 [am″ĭ-trip´tĭ-lēn]
a tricyclic antidepressant with sedative effects; also used in treating enuresis, chronic pain, peptic ulcer, and bulimia nervosa.

amitriptyline

(ăm′ĭ-trĭp′tə-lēn′)
n.
A tricyclic antidepressant drug, C20H23N, used in the form of its hydrochloride salt.

amitriptyline

Elavil Neuropharmacology A tricyclic antidepressant, with sedative and anticholinergic properties, which may be used for peripheral neuropathy Adverse effects Rash, nausea, weight gain/loss, drowsiness, nervousness, insomnia, confusion, seizures, coma, orthostatic hypotension

amitriptyline
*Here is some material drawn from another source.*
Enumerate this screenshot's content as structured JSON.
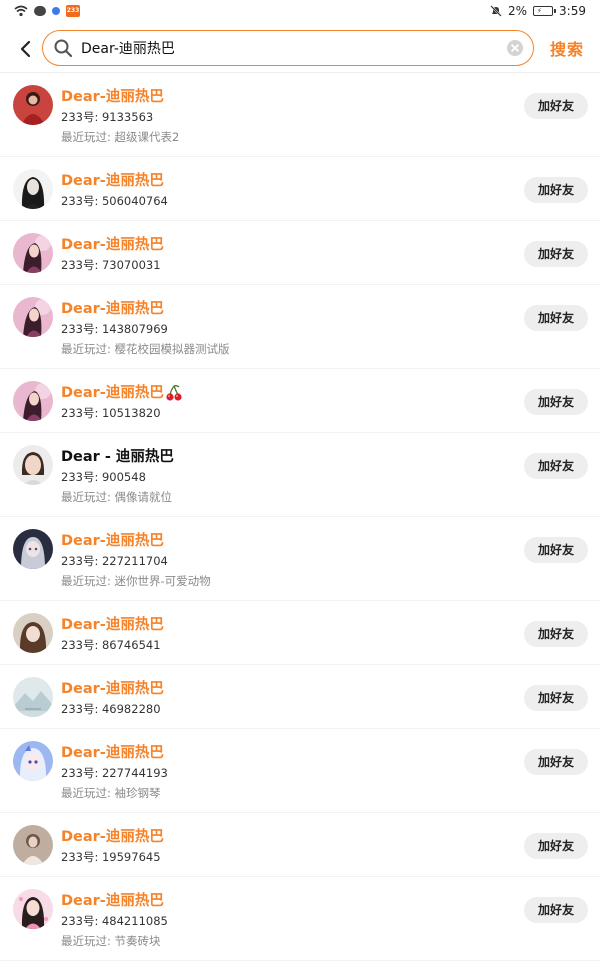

A tricyclic antidepressant drug. The drug is on the WHO official list. A brand name is Triptafen.
References in periodicals archive ?
The serotonin selective reuptake inhibitors (SSRIs) (e.g., fluoxetine, sertraline, paroxetine, and fluvoxamine) are now the recommended first-line medications in depressed children and adolescents due to better tolerance and fewer side effects than the tricyclic antidepressants (e.g., amytriptyline, imipramine, desipramine) (Kutcher, 1997).
Similarly, research attention has been given to the effects of adrenergic antagonists (e.g., clorpromazine - Thorazine) in decreasing the frustrative response to nonreward and adrenergic agonists (e.g., amytriptyline HCl - Elavil) in enhancing this response.
trial of amytriptyline among depressed patients in general
Antidepressants such as amytriptyline (Elavil) are frequently used for pain, and gabapentin (Neurontin) is often used for pain and behavior control, although it is FDA-approved as a seizure medication.